§ **WORK REQUIRED**:
Nothing in the records should change; write them all out exactly.
______________________________
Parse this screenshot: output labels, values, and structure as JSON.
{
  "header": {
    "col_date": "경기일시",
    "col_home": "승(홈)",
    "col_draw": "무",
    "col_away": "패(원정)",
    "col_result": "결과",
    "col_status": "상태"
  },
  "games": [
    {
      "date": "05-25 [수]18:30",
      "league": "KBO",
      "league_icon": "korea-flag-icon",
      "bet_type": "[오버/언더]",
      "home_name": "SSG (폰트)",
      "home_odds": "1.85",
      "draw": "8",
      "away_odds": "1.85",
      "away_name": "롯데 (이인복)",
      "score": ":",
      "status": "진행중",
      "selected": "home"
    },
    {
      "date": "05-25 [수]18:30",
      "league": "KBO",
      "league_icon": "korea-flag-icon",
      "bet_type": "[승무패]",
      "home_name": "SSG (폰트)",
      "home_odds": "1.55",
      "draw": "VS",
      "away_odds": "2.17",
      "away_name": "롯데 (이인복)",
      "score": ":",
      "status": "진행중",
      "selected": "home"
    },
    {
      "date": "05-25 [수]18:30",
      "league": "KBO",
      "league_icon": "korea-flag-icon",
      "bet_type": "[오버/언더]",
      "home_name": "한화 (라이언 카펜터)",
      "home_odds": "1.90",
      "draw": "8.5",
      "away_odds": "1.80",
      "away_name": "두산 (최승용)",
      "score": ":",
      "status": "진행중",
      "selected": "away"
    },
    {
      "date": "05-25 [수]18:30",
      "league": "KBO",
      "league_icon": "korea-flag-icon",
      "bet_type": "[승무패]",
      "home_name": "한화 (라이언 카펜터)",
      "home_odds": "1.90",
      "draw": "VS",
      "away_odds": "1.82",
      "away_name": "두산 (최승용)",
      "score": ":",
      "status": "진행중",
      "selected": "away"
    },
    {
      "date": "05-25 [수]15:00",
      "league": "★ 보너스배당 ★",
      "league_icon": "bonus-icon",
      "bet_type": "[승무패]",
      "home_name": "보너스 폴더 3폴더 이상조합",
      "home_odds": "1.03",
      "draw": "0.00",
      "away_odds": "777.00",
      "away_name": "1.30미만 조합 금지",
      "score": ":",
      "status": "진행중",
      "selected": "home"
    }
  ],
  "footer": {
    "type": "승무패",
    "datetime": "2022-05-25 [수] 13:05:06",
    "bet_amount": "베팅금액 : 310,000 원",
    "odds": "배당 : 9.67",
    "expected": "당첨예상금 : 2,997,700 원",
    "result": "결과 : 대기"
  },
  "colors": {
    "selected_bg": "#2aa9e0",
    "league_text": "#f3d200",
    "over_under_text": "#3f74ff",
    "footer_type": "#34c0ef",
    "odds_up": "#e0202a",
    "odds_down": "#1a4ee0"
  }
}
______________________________
§ **SOLUTION TO THE PROBLEM**:
Parse this screenshot: output labels, values, and structure as JSON.
{
  "header": {
    "col_date": "경기일시",
    "col_home": "승(홈)",
    "col_draw": "무",
    "col_away": "패(원정)",
    "col_result": "결과",
    "col_status": "상태"
  },
  "games": [
    {
      "date": "05-25 [수]18:30",
      "league": "KBO",
      "league_icon": "korea-flag-icon",
      "bet_type": "[오버/언더]",
      "home_name": "SSG (폰트)",
      "home_odds": "1.85",
      "draw": "8",
      "away_odds": "1.85",
      "away_name": "롯데 (이인복)",
      "score": ":",
      "status": "진행중",
      "selected": "home"
    },
    {
      "date": "05-25 [수]18:30",
      "league": "KBO",
      "league_icon": "korea-flag-icon",
      "bet_type": "[승무패]",
      "home_name": "SSG (폰트)",
      "home_odds": "1.55",
      "draw": "VS",
      "away_odds": "2.17",
      "away_name": "롯데 (이인복)",
      "score": ":",
      "status": "진행중",
      "selected": "home"
    },
    {
      "date": "05-25 [수]18:30",
      "league": "KBO",
      "league_icon": "korea-flag-icon",
      "bet_type": "[오버/언더]",
      "home_name": "한화 (라이언 카펜터)",
      "home_odds": "1.90",
      "draw": "8.5",
      "away_odds": "1.80",
      "away_name": "두산 (최승용)",
      "score": ":",
      "status": "진행중",
      "selected": "away"
    },
    {
      "date": "05-25 [수]18:30",
      "league": "KBO",
      "league_icon": "korea-flag-icon",
      "bet_type": "[승무패]",
      "home_name": "한화 (라이언 카펜터)",
      "home_odds": "1.90",
      "draw": "VS",
      "away_odds": "1.82",
      "away_name": "두산 (최승용)",
      "score": ":",
      "status": "진행중",
      "selected": "away"
    },
    {
      "date": "05-25 [수]15:00",
      "league": "★ 보너스배당 ★",
      "league_icon": "bonus-icon",
      "bet_type": "[승무패]",
      "home_name": "보너스 폴더 3폴더 이상조합",
      "home_odds": "1.03",
      "draw": "0.00",
      "away_odds": "777.00",
      "away_name": "1.30미만 조합 금지",
      "score": ":",
      "status": "진행중",
      "selected": "home"
    }
  ],
  "footer": {
    "type": "승무패",
    "datetime": "2022-05-25 [수] 13:05:06",
    "bet_amount": "베팅금액 : 310,000 원",
    "odds": "배당 : 9.67",
    "expected": "당첨예상금 : 2,997,700 원",
    "result": "결과 : 대기"
  },
  "colors": {
    "selected_bg": "#2aa9e0",
    "league_text": "#f3d200",
    "over_under_text": "#3f74ff",
    "footer_type": "#34c0ef",
    "odds_up": "#e0202a",
    "odds_down": "#1a4ee0"
  }
}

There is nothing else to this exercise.